Data excerpts ▸

BEGIN

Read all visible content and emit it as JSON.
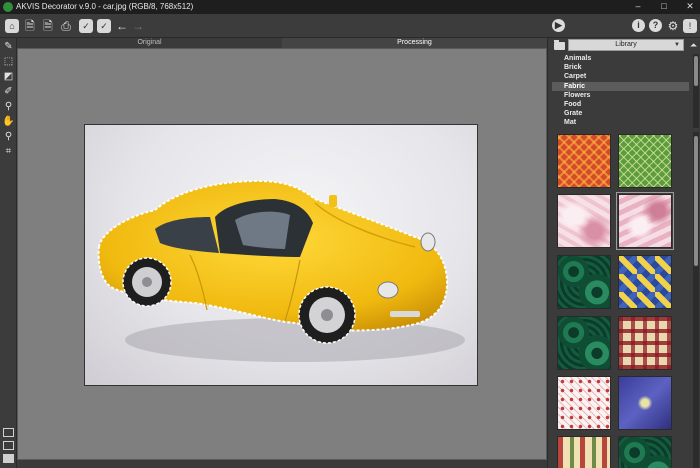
{
  "window": {
    "title": "AKVIS Decorator v.9.0 - car.jpg (RGB/8, 768x512)",
    "minimize": "–",
    "maximize": "□",
    "close": "✕"
  },
  "toolbar": {
    "icons": [
      "home-icon",
      "open-icon",
      "save-icon",
      "print-icon",
      "batch-icon",
      "settings-preset-icon",
      "undo-icon",
      "redo-icon",
      "run-icon",
      "about-icon",
      "help-icon",
      "preferences-icon",
      "notifications-icon"
    ],
    "about_glyph": "i",
    "help_glyph": "?",
    "preferences_glyph": "⚙",
    "notify_glyph": "!"
  },
  "left_tools": [
    "select-fragment-icon",
    "rectangle-selection-icon",
    "eraser-icon",
    "pencil-icon",
    "pin-icon",
    "hand-icon",
    "zoom-icon",
    "crop-icon"
  ],
  "view_tabs": {
    "original": "Original",
    "processing": "Processing",
    "active": "processing"
  },
  "library": {
    "dropdown_value": "Library",
    "categories": [
      "Animals",
      "Brick",
      "Carpet",
      "Fabric",
      "Flowers",
      "Food",
      "Grate",
      "Mat"
    ],
    "selected_category": "Fabric",
    "textures": [
      {
        "name": "red-gold-fabric",
        "selected": false
      },
      {
        "name": "green-fabric",
        "selected": false
      },
      {
        "name": "pink-marble-fabric",
        "selected": false
      },
      {
        "name": "pink-silk-fabric",
        "selected": true
      },
      {
        "name": "malachite-fabric",
        "selected": false
      },
      {
        "name": "harlequin-fabric",
        "selected": false
      },
      {
        "name": "malachite-fabric-2",
        "selected": false
      },
      {
        "name": "plaid-fabric",
        "selected": false
      },
      {
        "name": "lace-fabric",
        "selected": false
      },
      {
        "name": "blue-ribbon-fabric",
        "selected": false
      },
      {
        "name": "stripe-pattern-fabric",
        "selected": false
      },
      {
        "name": "malachite-fabric-3",
        "selected": false
      }
    ]
  },
  "colors": {
    "car_body": "#f3c21a",
    "background": "#3a3a3a",
    "canvas": "#7f7f7f"
  }
}
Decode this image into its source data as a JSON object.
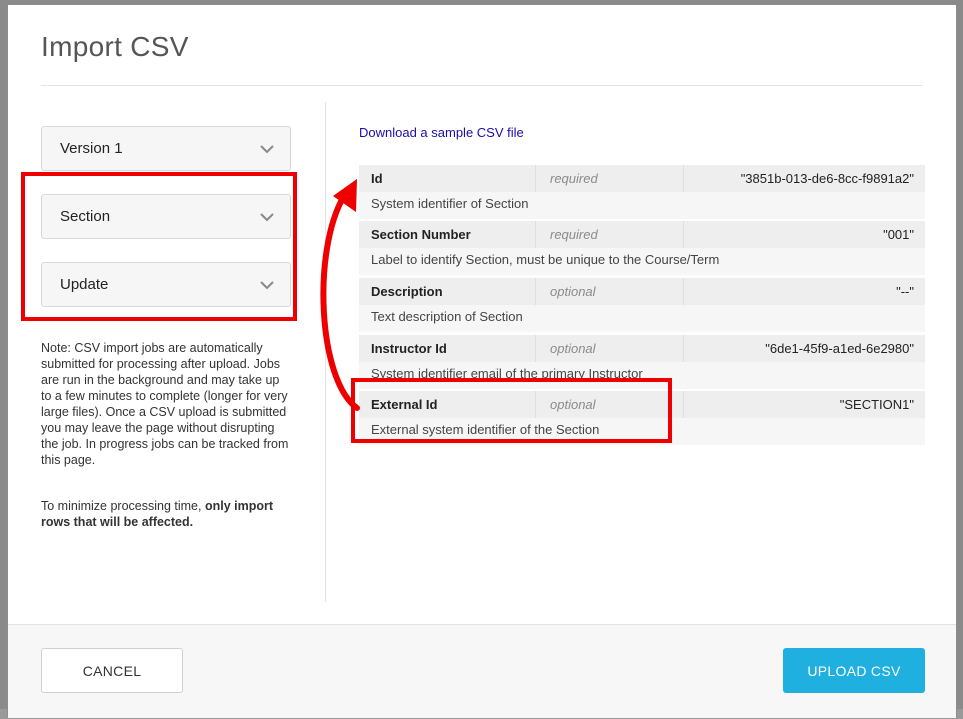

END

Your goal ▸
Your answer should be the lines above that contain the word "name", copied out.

Exercise solution ▸
        "name": "red-gold-fabric",
        "name": "green-fabric",
        "name": "pink-marble-fabric",
        "name": "pink-silk-fabric",
        "name": "malachite-fabric",
        "name": "harlequin-fabric",
        "name": "malachite-fabric-2",
        "name": "plaid-fabric",
        "name": "lace-fabric",
        "name": "blue-ribbon-fabric",
        "name": "stripe-pattern-fabric",
        "name": "malachite-fabric-3",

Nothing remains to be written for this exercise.